I recently attended a meeting of business owners and scientists who are interested in the imminent legalisation of cannabis here in New Zealand.
In my mind, I felt like I was walking into a secret gathering of rebels planning their revolution. George Washington and Ben Franklin would bust through the doors at any point, unholstering their pistols and spreading out schematics of the local red-coat watering hole.
But, alas, there were no pistols or schematics present…nor were there any joints or bongs…or dreadlocks or ratty hoodies.
Instead, I found a circle of bright-eyed forward-thinkers who wanted to play a part in the birth of a new industry here in New Zealand.
Many of them owned businesses — successful business — some of which you would recognise.

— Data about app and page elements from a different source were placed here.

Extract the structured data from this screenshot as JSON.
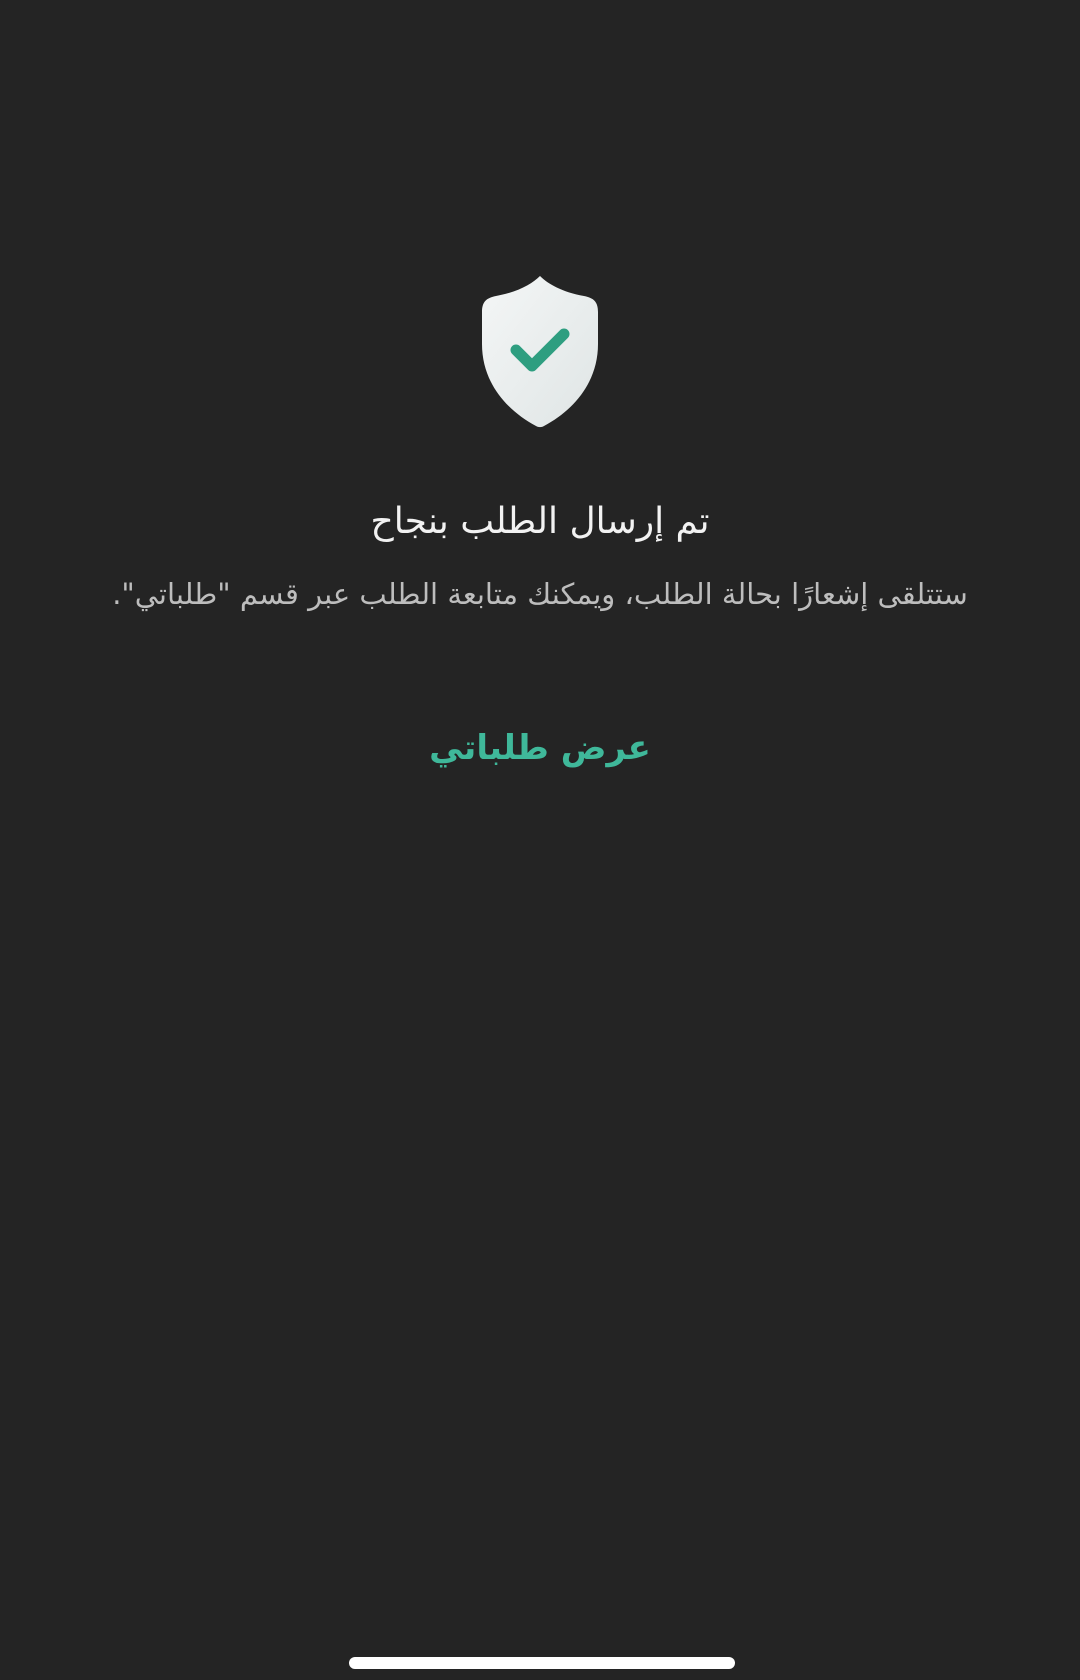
{
  "success": {
    "icon": "shield-check-icon",
    "title": "تم إرسال الطلب بنجاح",
    "message": "ستتلقى إشعارًا بحالة الطلب، ويمكنك متابعة الطلب عبر قسم \"طلباتي\"."
  },
  "actions": {
    "view_orders_label": "عرض طلباتي"
  },
  "colors": {
    "background": "#242424",
    "accent": "#3fb89a",
    "shield": "#e8ecec"
  }
}
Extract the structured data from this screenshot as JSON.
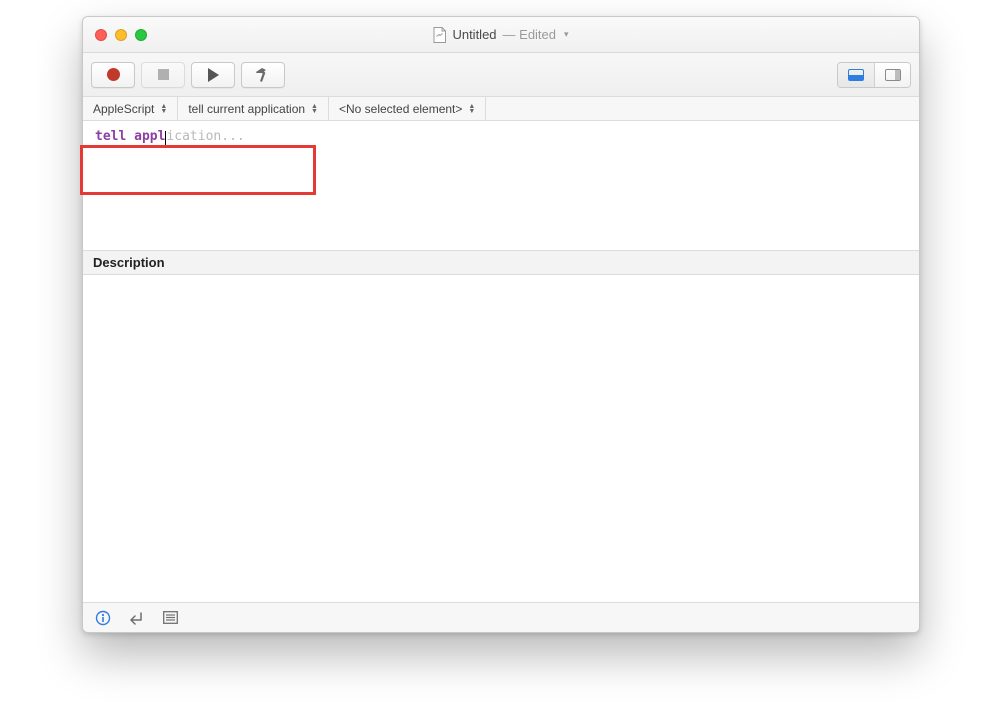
{
  "window": {
    "title": "Untitled",
    "edited_label": "— Edited"
  },
  "navbar": {
    "language": "AppleScript",
    "scope": "tell current application",
    "selection": "<No selected element>"
  },
  "editor": {
    "keyword": "tell",
    "typed": " appl",
    "completion": "ication..."
  },
  "description": {
    "header": "Description"
  }
}
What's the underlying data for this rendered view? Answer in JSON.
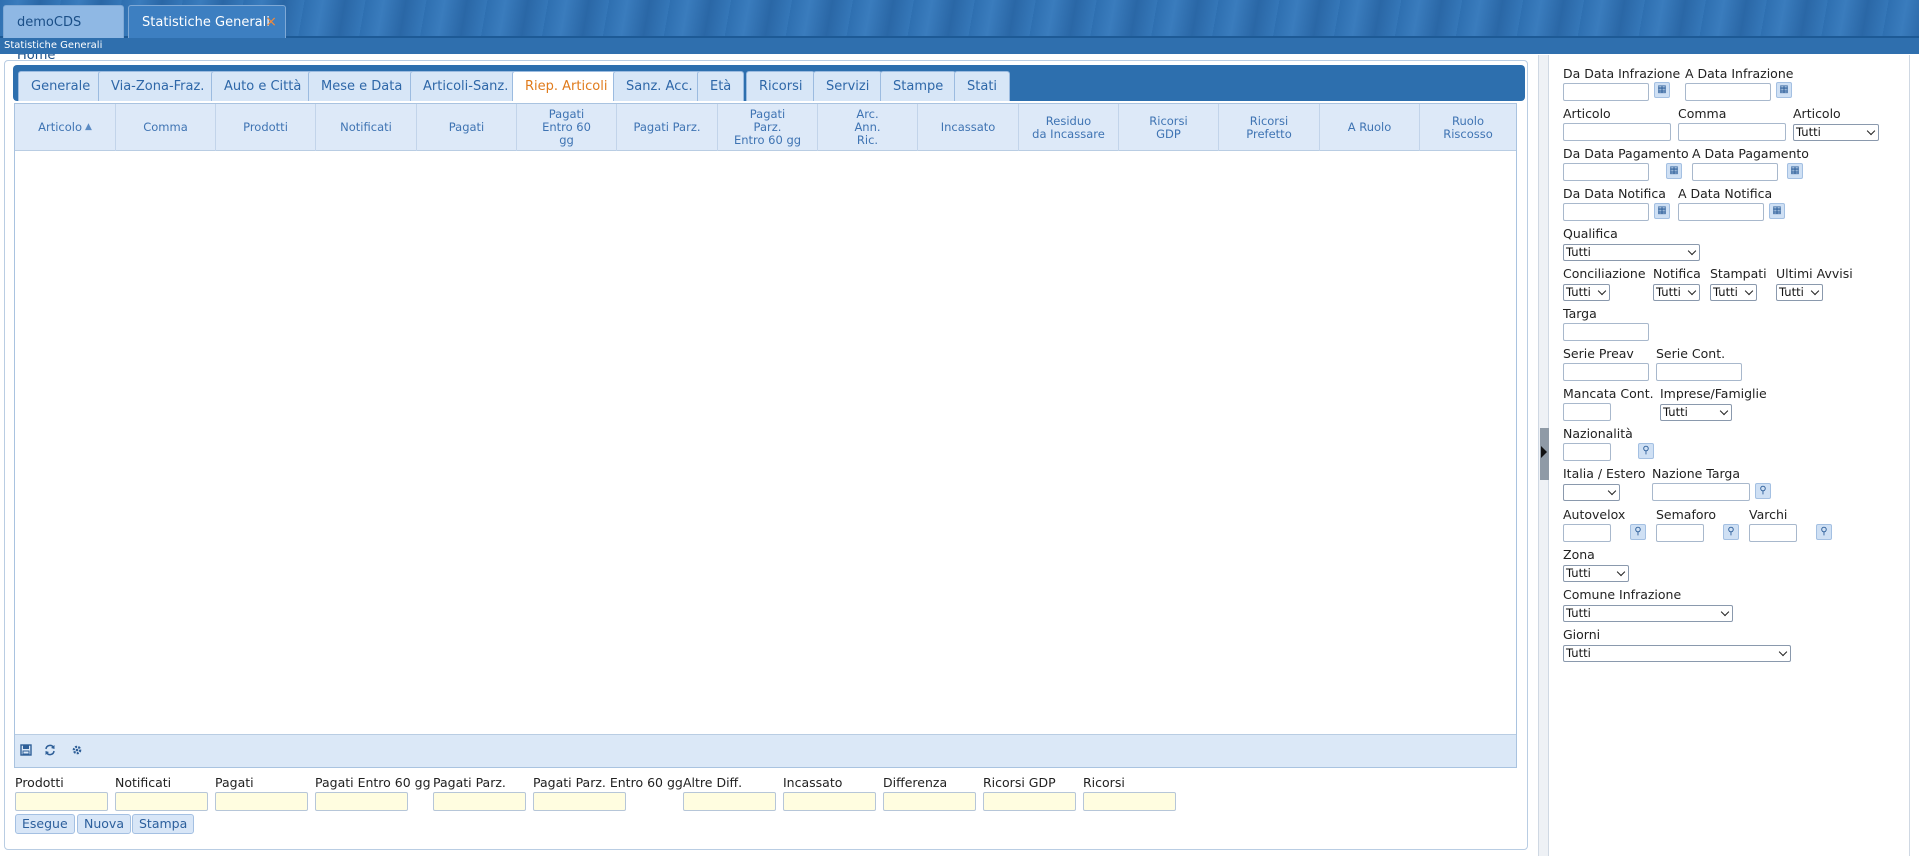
{
  "top_tabs": [
    {
      "label": "demoCDS Home"
    },
    {
      "label": "Statistiche Generali",
      "close": "×"
    }
  ],
  "subtitle": "Statistiche Generali",
  "inner_tabs": [
    {
      "label": "Generale"
    },
    {
      "label": "Via-Zona-Fraz."
    },
    {
      "label": "Auto e Città"
    },
    {
      "label": "Mese e Data"
    },
    {
      "label": "Articoli-Sanz."
    },
    {
      "label": "Riep. Articoli"
    },
    {
      "label": "Sanz. Acc."
    },
    {
      "label": "Età"
    },
    {
      "label": "Ricorsi"
    },
    {
      "label": "Servizi"
    },
    {
      "label": "Stampe"
    },
    {
      "label": "Stati"
    }
  ],
  "active_tab": "Riep. Articoli",
  "columns": [
    {
      "label": "Articolo",
      "sort": "▲▼"
    },
    {
      "label": "Comma"
    },
    {
      "label": "Prodotti"
    },
    {
      "label": "Notificati"
    },
    {
      "label": "Pagati"
    },
    {
      "label": "Pagati\nEntro 60\ngg"
    },
    {
      "label": "Pagati Parz."
    },
    {
      "label": "Pagati\nParz.\nEntro 60 gg"
    },
    {
      "label": "Arc.\nAnn.\nRic."
    },
    {
      "label": "Incassato"
    },
    {
      "label": "Residuo\nda Incassare"
    },
    {
      "label": "Ricorsi\nGDP"
    },
    {
      "label": "Ricorsi\nPrefetto"
    },
    {
      "label": "A Ruolo"
    },
    {
      "label": "Ruolo\nRiscosso"
    }
  ],
  "footer_icons": [
    "export-icon",
    "refresh-icon",
    "settings-icon"
  ],
  "summary_fields": [
    {
      "label": "Prodotti",
      "value": ""
    },
    {
      "label": "Notificati",
      "value": ""
    },
    {
      "label": "Pagati",
      "value": ""
    },
    {
      "label": "Pagati Entro 60 gg",
      "value": ""
    },
    {
      "label": "Pagati Parz.",
      "value": ""
    },
    {
      "label": "Pagati Parz. Entro 60 gg",
      "value": ""
    },
    {
      "label": "Altre Diff.",
      "value": ""
    },
    {
      "label": "Incassato",
      "value": ""
    },
    {
      "label": "Differenza",
      "value": ""
    },
    {
      "label": "Ricorsi GDP",
      "value": ""
    },
    {
      "label": "Ricorsi",
      "value": ""
    }
  ],
  "buttons": {
    "esegue": "Esegue",
    "nuova": "Nuova",
    "stampa": "Stampa"
  },
  "filters": {
    "da_data_infrazione": "Da Data Infrazione",
    "a_data_infrazione": "A Data Infrazione",
    "articolo_input": "Articolo",
    "comma": "Comma",
    "articolo_select": "Articolo",
    "articolo_select_value": "Tutti",
    "da_data_pagamento": "Da Data Pagamento",
    "a_data_pagamento": "A Data Pagamento",
    "da_data_notifica": "Da Data Notifica",
    "a_data_notifica": "A Data Notifica",
    "qualifica": "Qualifica",
    "qualifica_value": "Tutti",
    "conciliazione": "Conciliazione",
    "conciliazione_value": "Tutti",
    "notifica": "Notifica",
    "notifica_value": "Tutti",
    "stampati": "Stampati",
    "stampati_value": "Tutti",
    "ultimi_avvisi": "Ultimi Avvisi",
    "ultimi_avvisi_value": "Tutti",
    "targa": "Targa",
    "serie_preav": "Serie Preav",
    "serie_cont": "Serie Cont.",
    "mancata_cont": "Mancata Cont.",
    "imprese_famiglie": "Imprese/Famiglie",
    "imprese_famiglie_value": "Tutti",
    "nazionalita": "Nazionalità",
    "italia_estero": "Italia / Estero",
    "italia_estero_value": "",
    "nazione_targa": "Nazione Targa",
    "autovelox": "Autovelox",
    "semaforo": "Semaforo",
    "varchi": "Varchi",
    "zona": "Zona",
    "zona_value": "Tutti",
    "comune_infrazione": "Comune Infrazione",
    "comune_infrazione_value": "Tutti",
    "giorni": "Giorni",
    "giorni_value": "Tutti"
  },
  "colors": {
    "accent": "#2d6fae",
    "active_tab_text": "#e07b1c",
    "header_bg": "#dde9f8",
    "summary_input_bg": "#fffde0"
  }
}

Others were software developers and genetic scientists who discussed the technical issues that could arise after the referendum…
And trust me…there’s a lot to think about.
For one, there’s the issue of innovation protections. As people are figuring out new and clever ways to establish themselves in a growing market, they’re going to have great ideas and inventions.
For example, software to control CO2 levels…new genetically-engineered strains of the plant…chemical testing tools…nutrient compounds…etc.
All of that stuff will be created as part of this new wave of businesses…and the inventors will want their creations protected.
But as it stands, there’s very little official structure for these inventors to rely on…
They’re basically rogues acting outside of established regulation.
Eventually the state will get something out, but it’s going to be very late in the game, after the referendum. Much of the creation is happening now.
So folks like those at the meeting have to sort out their own framework by themselves (a joint effort, if you will).
Self-regulated progress…for now.
There was also a lot of talk about the science of cannabis.
It was mostly over my head…and it brought me back to every single winery I’ve ever visited with my wife.
You see, she’s a real wine connoisseur. She’s been to dozens and dozens of wineries here in the North Island, a whole bunch down in the Marlborough area (on our way to the food and wine festival, of course), and heaps more on both the East and West Coast of the States.
And while I’ve joined her for most…I’ve never picked up a single bit of the tasting science.
I’ll swirl it around…maybe sniff it if I’m feeling posh…then claim it has notes of concrete and old cucumbers. I have no idea what I’m doing…
But my wife will go on and on about hints of apple or a touch of plum. How it has a full body. Strong tannins…whatever that is.
That’s kind of how the scientists and geneticists at this meeting talked about strains of cannabis. Terpenes and trichomes…calyxes and diploids.
They described a wide range of scientific characteristics for the plant, many of which will become part of the categorisation system in the future (similar to what we have the in US.)
And on that note, one thing became very clear to me — regardless of the degree of legalisation in 2020, the days of ‘tinnies’ and ‘hundy bags’ are almost over. Before long, cannabis will exclusively be sold in pharmaceutical-grade bottles and covered with the various data identifying the product inside.
Because it will no longer be the product of dreadlocked, ratty, hoodied basement dwellers. Soon this product will be farmed by robotic arms and scientists in clean white hazmat suits.
And I quickly became aware that everyone else at this meeting already knew that…
They were scientists and professionals who intended on treating cannabis like any other regulated product.
To me, that was reassuring for the future of this industry.
Because the absolute worst thing for cannabis legalisation would be to make the industry an extension of the underground scene. Unreliable products. Unlicensed growers. Inefficient cultivation methods. No data. No trackability.
Instead, it needs to be completely new. Built from the ground up.
And that’s exactly what’s happening as we speak…
The last gem that I got from that meeting was a big one — that the wheels are already spinning on this thing…and that progress is already being made…and that anyone who waits until the referendum to get started will be too late to the show.
That’s important from an investment perspective.
In general, you’re looking for leaders, not laggards, right? Innovators, not copycats…
And throughout history, it’s been early investments in leaders that have returned mega-gains.
If you’re eyeing the cannabis sector now, in lieu of the impending legalisation next year, you’re already a step ahead of everyone else. You already appreciate the potential that could flood the country in the near future…and you understand that many people could get very wealthy from it.
I’d encourage you to focus your hunt to the companies already preparing for what’s to come.
They’ll enjoy the early mover advantage when the wall comes down.
Editor, Money Morning New Zealand
PS: Wondering which companies are already arming up? Check out my findings here.